**What this task involves:** Set down the data below in full, exactly as it reads, but without the pictures.

[Website and app data records]
|---|
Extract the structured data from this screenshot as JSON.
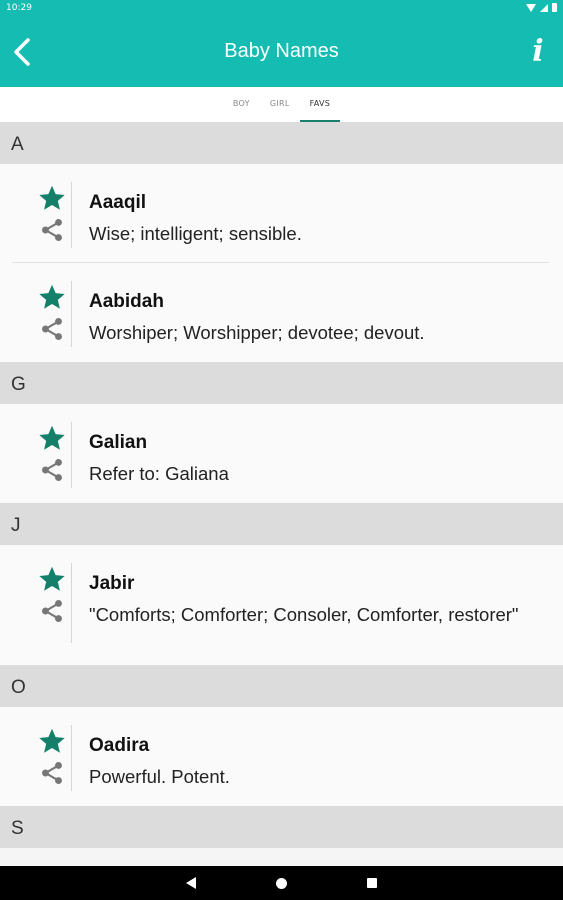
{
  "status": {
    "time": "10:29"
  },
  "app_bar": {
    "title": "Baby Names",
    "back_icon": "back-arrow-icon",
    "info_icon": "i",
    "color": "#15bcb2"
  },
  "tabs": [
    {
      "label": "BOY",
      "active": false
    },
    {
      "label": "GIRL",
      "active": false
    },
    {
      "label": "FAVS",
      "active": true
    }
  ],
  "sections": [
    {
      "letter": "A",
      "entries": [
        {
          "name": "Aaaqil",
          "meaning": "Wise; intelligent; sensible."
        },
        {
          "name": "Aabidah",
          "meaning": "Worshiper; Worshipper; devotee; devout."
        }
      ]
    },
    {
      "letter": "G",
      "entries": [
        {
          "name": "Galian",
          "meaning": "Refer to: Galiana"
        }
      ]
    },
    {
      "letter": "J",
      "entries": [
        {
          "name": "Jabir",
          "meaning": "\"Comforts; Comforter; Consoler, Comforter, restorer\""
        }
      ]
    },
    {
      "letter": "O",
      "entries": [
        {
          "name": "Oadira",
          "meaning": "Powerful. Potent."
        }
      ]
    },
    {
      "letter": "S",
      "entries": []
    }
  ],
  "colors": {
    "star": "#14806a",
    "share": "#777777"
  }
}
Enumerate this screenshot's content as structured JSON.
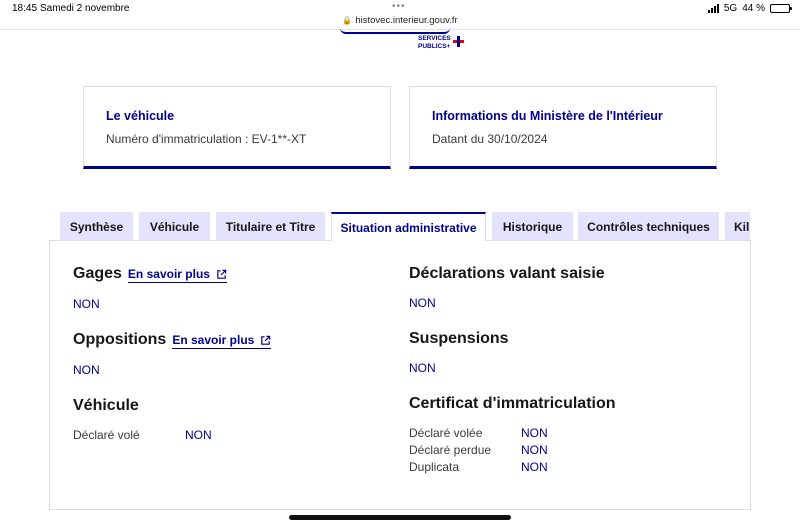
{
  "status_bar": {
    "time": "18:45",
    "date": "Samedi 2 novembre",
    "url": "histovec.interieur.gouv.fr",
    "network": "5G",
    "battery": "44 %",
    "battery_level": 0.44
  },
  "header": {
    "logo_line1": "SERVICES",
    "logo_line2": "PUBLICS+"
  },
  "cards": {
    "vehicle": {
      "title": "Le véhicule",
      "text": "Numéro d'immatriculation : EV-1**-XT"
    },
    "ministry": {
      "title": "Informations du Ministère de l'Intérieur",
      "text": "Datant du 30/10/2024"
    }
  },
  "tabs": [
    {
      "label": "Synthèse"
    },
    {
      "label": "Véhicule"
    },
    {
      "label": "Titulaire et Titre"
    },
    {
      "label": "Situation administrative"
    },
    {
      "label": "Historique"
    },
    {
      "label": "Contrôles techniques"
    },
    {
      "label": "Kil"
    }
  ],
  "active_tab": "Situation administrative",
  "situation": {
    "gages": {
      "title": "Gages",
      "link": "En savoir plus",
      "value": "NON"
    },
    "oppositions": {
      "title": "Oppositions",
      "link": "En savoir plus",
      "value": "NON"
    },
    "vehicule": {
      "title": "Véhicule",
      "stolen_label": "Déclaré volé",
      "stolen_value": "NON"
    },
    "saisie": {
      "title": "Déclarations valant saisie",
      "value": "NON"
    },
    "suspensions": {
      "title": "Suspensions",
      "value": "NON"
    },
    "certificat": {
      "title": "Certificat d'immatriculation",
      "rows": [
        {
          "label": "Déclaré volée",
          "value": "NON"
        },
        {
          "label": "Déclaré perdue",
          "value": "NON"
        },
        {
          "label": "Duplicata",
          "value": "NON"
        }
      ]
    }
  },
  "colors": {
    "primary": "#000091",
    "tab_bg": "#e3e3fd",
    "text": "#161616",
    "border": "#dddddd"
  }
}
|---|
**Worked solution:**
Extract the structured data from this screenshot as JSON.
{
  "status": {
    "time": "10:29"
  },
  "app_bar": {
    "title": "Baby Names",
    "back_icon": "back-arrow-icon",
    "info_icon": "i",
    "color": "#15bcb2"
  },
  "tabs": [
    {
      "label": "BOY",
      "active": false
    },
    {
      "label": "GIRL",
      "active": false
    },
    {
      "label": "FAVS",
      "active": true
    }
  ],
  "sections": [
    {
      "letter": "A",
      "entries": [
        {
          "name": "Aaaqil",
          "meaning": "Wise; intelligent; sensible."
        },
        {
          "name": "Aabidah",
          "meaning": "Worshiper; Worshipper; devotee; devout."
        }
      ]
    },
    {
      "letter": "G",
      "entries": [
        {
          "name": "Galian",
          "meaning": "Refer to: Galiana"
        }
      ]
    },
    {
      "letter": "J",
      "entries": [
        {
          "name": "Jabir",
          "meaning": "\"Comforts; Comforter; Consoler, Comforter, restorer\""
        }
      ]
    },
    {
      "letter": "O",
      "entries": [
        {
          "name": "Oadira",
          "meaning": "Powerful. Potent."
        }
      ]
    },
    {
      "letter": "S",
      "entries": []
    }
  ],
  "colors": {
    "star": "#14806a",
    "share": "#777777"
  }
}
Enumerate this screenshot's content as structured JSON.
{
  "status_bar": {
    "time": "18:45",
    "date": "Samedi 2 novembre",
    "url": "histovec.interieur.gouv.fr",
    "network": "5G",
    "battery": "44 %",
    "battery_level": 0.44
  },
  "header": {
    "logo_line1": "SERVICES",
    "logo_line2": "PUBLICS+"
  },
  "cards": {
    "vehicle": {
      "title": "Le véhicule",
      "text": "Numéro d'immatriculation : EV-1**-XT"
    },
    "ministry": {
      "title": "Informations du Ministère de l'Intérieur",
      "text": "Datant du 30/10/2024"
    }
  },
  "tabs": [
    {
      "label": "Synthèse"
    },
    {
      "label": "Véhicule"
    },
    {
      "label": "Titulaire et Titre"
    },
    {
      "label": "Situation administrative"
    },
    {
      "label": "Historique"
    },
    {
      "label": "Contrôles techniques"
    },
    {
      "label": "Kil"
    }
  ],
  "active_tab": "Situation administrative",
  "situation": {
    "gages": {
      "title": "Gages",
      "link": "En savoir plus",
      "value": "NON"
    },
    "oppositions": {
      "title": "Oppositions",
      "link": "En savoir plus",
      "value": "NON"
    },
    "vehicule": {
      "title": "Véhicule",
      "stolen_label": "Déclaré volé",
      "stolen_value": "NON"
    },
    "saisie": {
      "title": "Déclarations valant saisie",
      "value": "NON"
    },
    "suspensions": {
      "title": "Suspensions",
      "value": "NON"
    },
    "certificat": {
      "title": "Certificat d'immatriculation",
      "rows": [
        {
          "label": "Déclaré volée",
          "value": "NON"
        },
        {
          "label": "Déclaré perdue",
          "value": "NON"
        },
        {
          "label": "Duplicata",
          "value": "NON"
        }
      ]
    }
  },
  "colors": {
    "primary": "#000091",
    "tab_bg": "#e3e3fd",
    "text": "#161616",
    "border": "#dddddd"
  }
}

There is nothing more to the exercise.